So much of life is spent this way, in ordinary time. There's no grand struggle, no sacraments, no epiphanies. Just simple domesticity, captured in little images, here and there. All the cheap little objects. The jittering rattle of an oscillating fan; a pair of toothbrushes waiting in a cup by the sink. There's the ragged squeal of an old screen door, the dry electronic screech of a receipt being printed, the ambient roar of someone showering upstairs. And the feeling of pulling on a pair of wool socks on a winter morning and peeling them off at the end of the day. These are sensations that pass without a second thought. So much of it is barely worth noting.

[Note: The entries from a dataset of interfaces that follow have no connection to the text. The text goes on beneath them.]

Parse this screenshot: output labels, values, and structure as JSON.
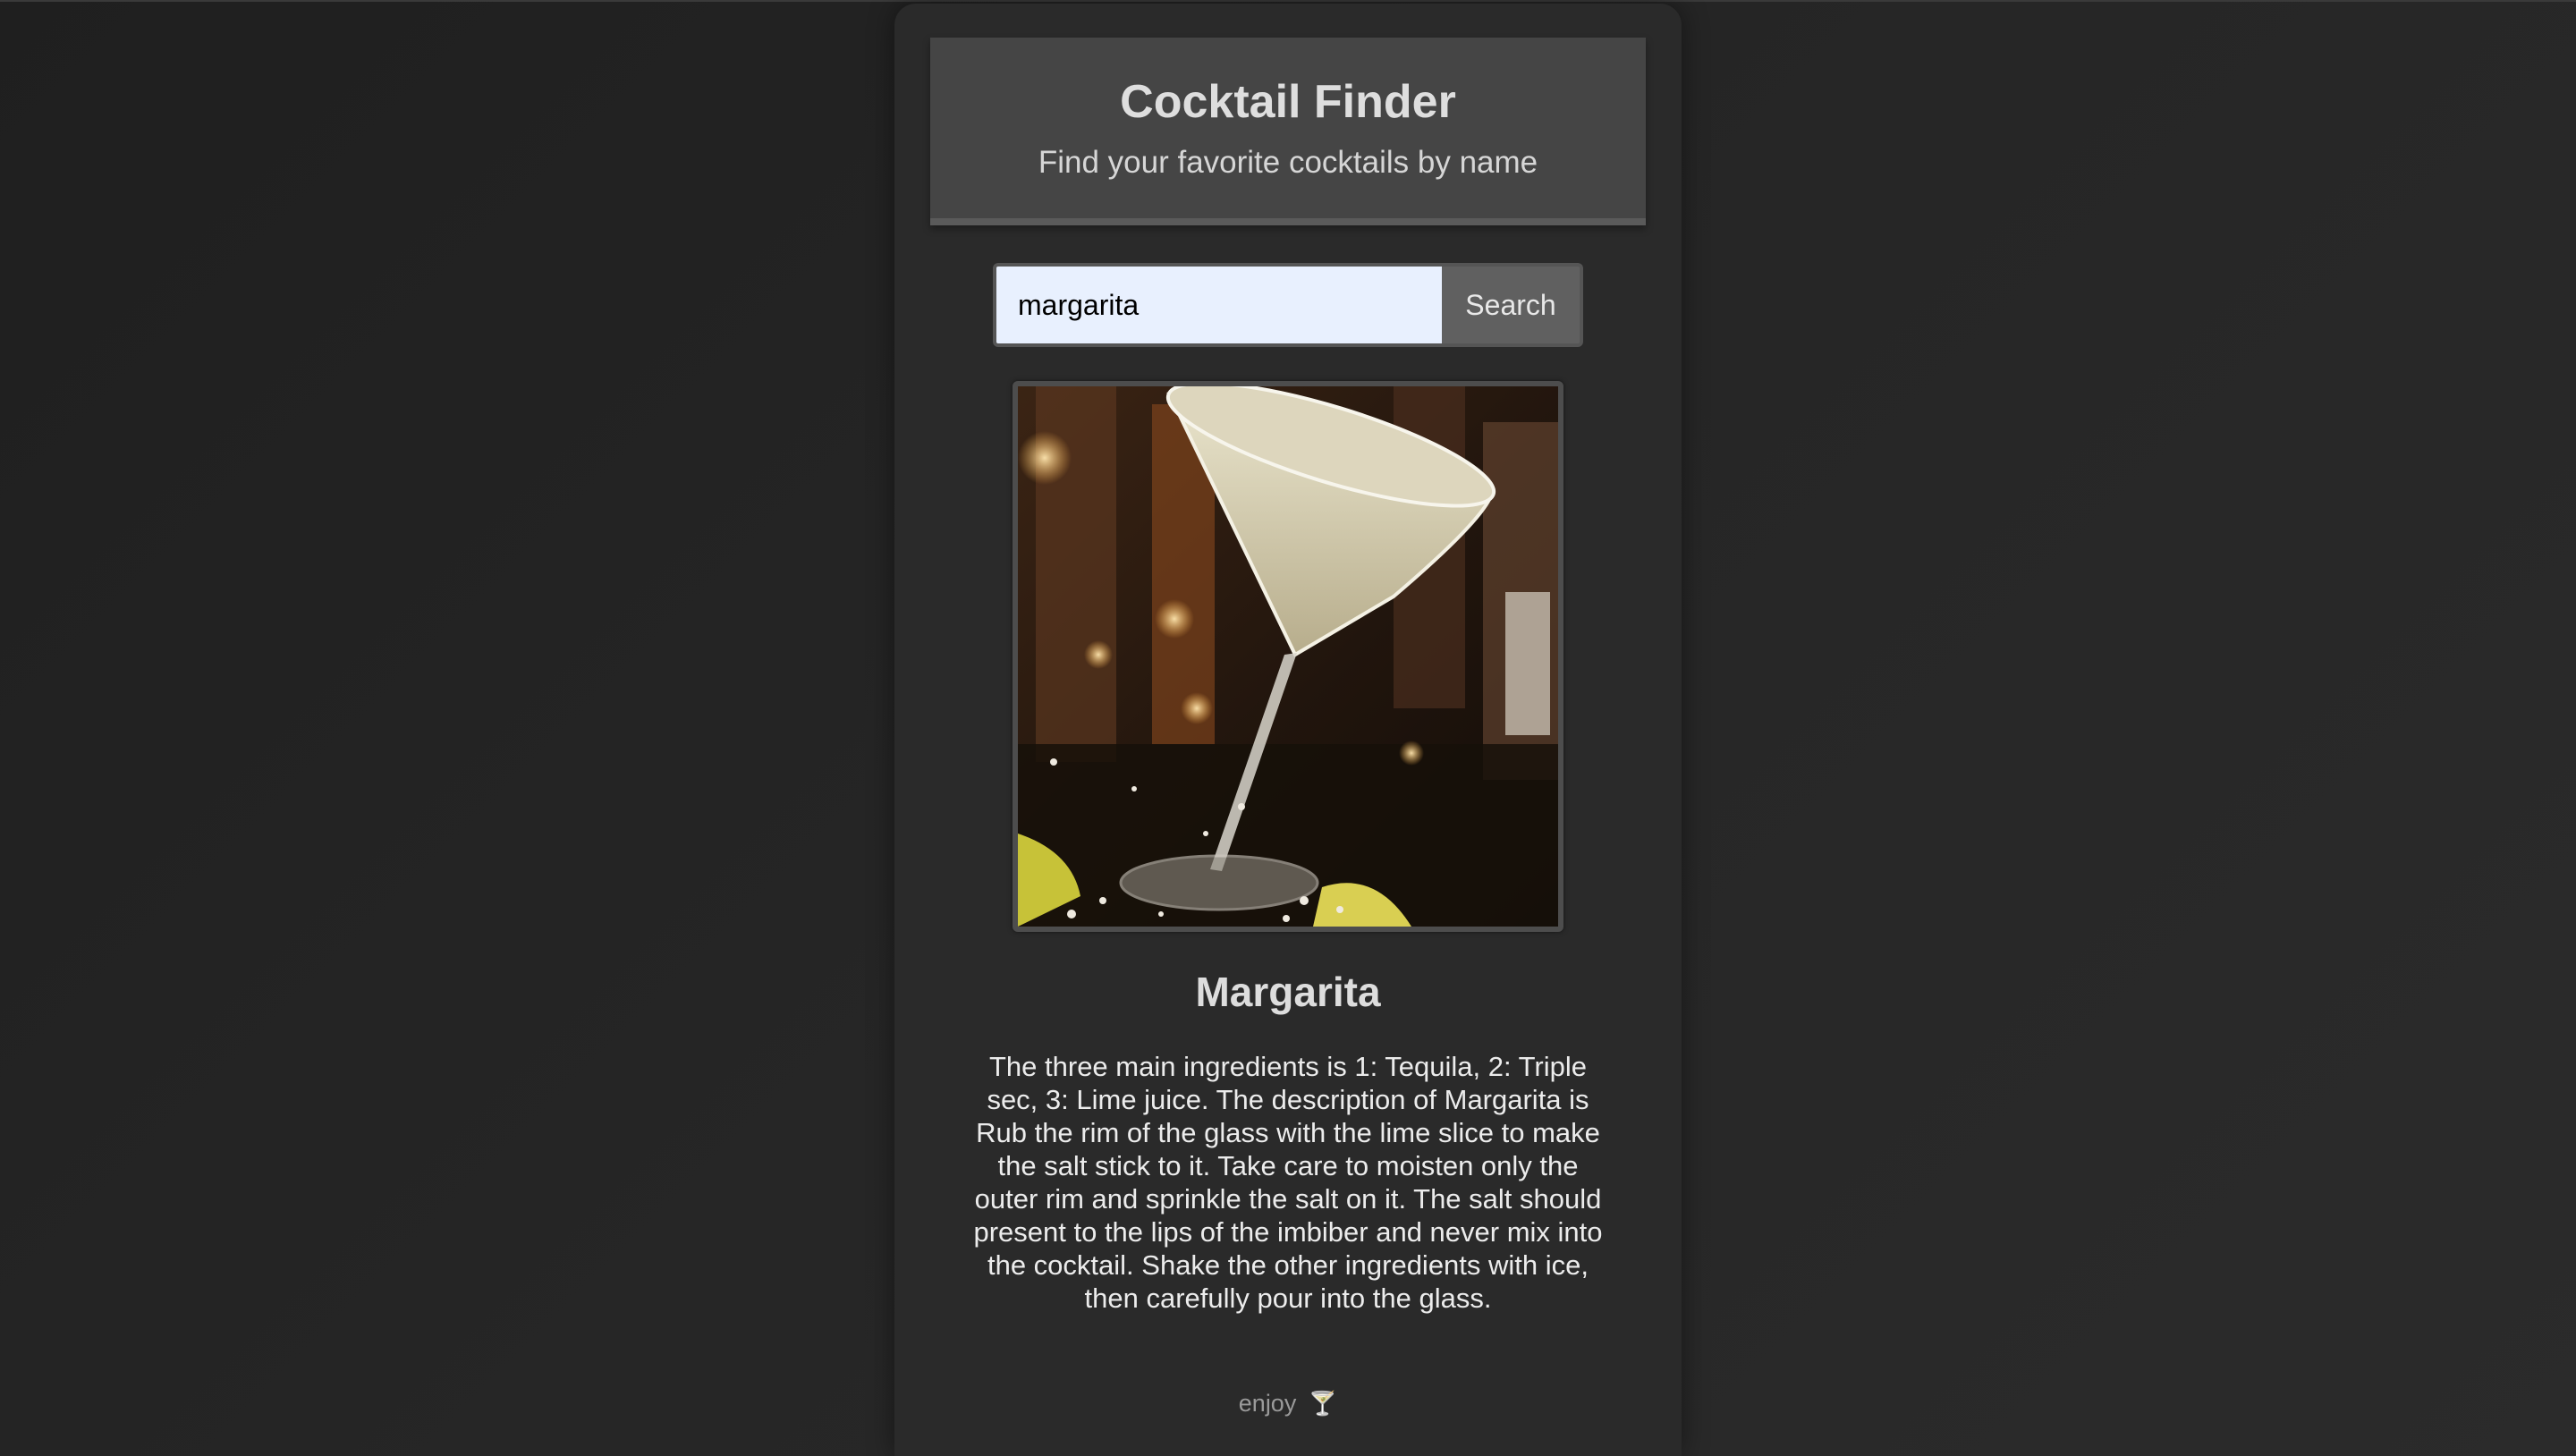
{
  "header": {
    "title": "Cocktail Finder",
    "subtitle": "Find your favorite cocktails by name"
  },
  "search": {
    "value": "margarita",
    "button_label": "Search"
  },
  "result": {
    "image_alt": "cocktail-photo",
    "name": "Margarita",
    "description": "The three main ingredients is 1: Tequila, 2: Triple sec, 3: Lime juice. The description of Margarita is Rub the rim of the glass with the lime slice to make the salt stick to it. Take care to moisten only the outer rim and sprinkle the salt on it. The salt should present to the lips of the imbiber and never mix into the cocktail. Shake the other ingredients with ice, then carefully pour into the glass."
  },
  "footer": {
    "text": "enjoy",
    "icon": "cocktail-glass-icon",
    "glyph": "🍸"
  },
  "colors": {
    "background": "#222222",
    "card": "#2a2a2a",
    "header": "#454545",
    "input_bg": "#e8f0fe",
    "button_bg": "#606060"
  }
}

But in a couple hundred years, this world will turn over to a completely different cast of characters. They won't look back and wonder who won the battles or when. Instead, they'll try to imagine how we lived day to day, gathering precious artifacts of the world as it once was, in all its heartbreaking little details. They'll look for the doodles left behind in the margins of our textbooks, and the dandelions pressed in the pages. They'll try to imagine how our clothes felt on our bodies, and what we ate for lunch on a typical day, and what it might've cost. They'll wonder about our superstitions, the weird little memes and phrases and jokes we liked to tell, the pop songs we hummed mindlessly to ourselves. They'll try to imagine how it must've felt to stand on a street corner, looking around at the architecture, hearing old cars rumbling by. The smell in the air. What ketchup must have tasted like.

We rarely think to hold on to that part of life. We don't build statues of ordinary people. We don't leave behind little plaques to commemorate the milestones of ordinary time:


But it all still happened. All those cheap and disposable experiences are no less real than anything in our history books, no less sacred than anything in our hymnals.- Perhaps we should try keeping our eyes open while we pray, and look for the meaning in the things right in front of us: in the sound of Tic Tacs rattling in a box, the throbbing ache of hiccups, and the punky smell that lingers on your hands after doing the dishes. Each is itself a kind of meditation, a reminder of what is real.

We need these silly little things to fill out our lives, even if they don't mean all that much. If only to remind us that the stakes were never all that high in the first place. It's not always life-and-death. Sometimes it's just life  -  and that's alright.

*  *  *  *  *  *  *

Truth is...I'm not sure how all this fits or conflicts with any particular theology, but I do know our lives will be measurably sweeter and richer and fuller the more we recognize and appreciate that we are...indeed...standing on holy ground; that the world is a wondrous place; that to live is a great adventure.

Thursday, October 6, 2022

Licotic Hand Luke


John Koenig's The Dictionary of Obscure Sorrows has invented a word for me to use when describing how I feel sometimes when talking about the facts and logic that support my faith.

It comes from the Old English licode (it pleased [you]) + psychotic, and is pronounced lahy-kot-ic.

licotic adj. anxiously excited to introduce a friend to something you think is amazing  -  a classic album, a favorite restaurant, a TV show they're lucky enough to watch for the very first time  -  which prompts you to continually poll their face waiting for the inevitable rush of awe, only to cringe when you discover all the work's flaws shining through for the very first time.

I admit to having this exact emotion when treating a group of high-school-aged boys to their first exposure to the cinematic experience known as Cool Hand Luke. I was excited to introduce them to Paul Newman at his finest, but soon realized that taken as a whole, the film is kind of depressing.

I also admit to having something close to this emotion when sharing a bit of apologetics with one of my atheist friends and realizing they are not as impressed with it as I am.

I suppose it's very difficult, if not entirely impossible, to recreate in someone else your personal reactions and feelings...whether about faith or films or food or even if something is funny or not.

*  *  *  *  *  *  *

Truth is...You can lead a horse to water, but you can't make him drink.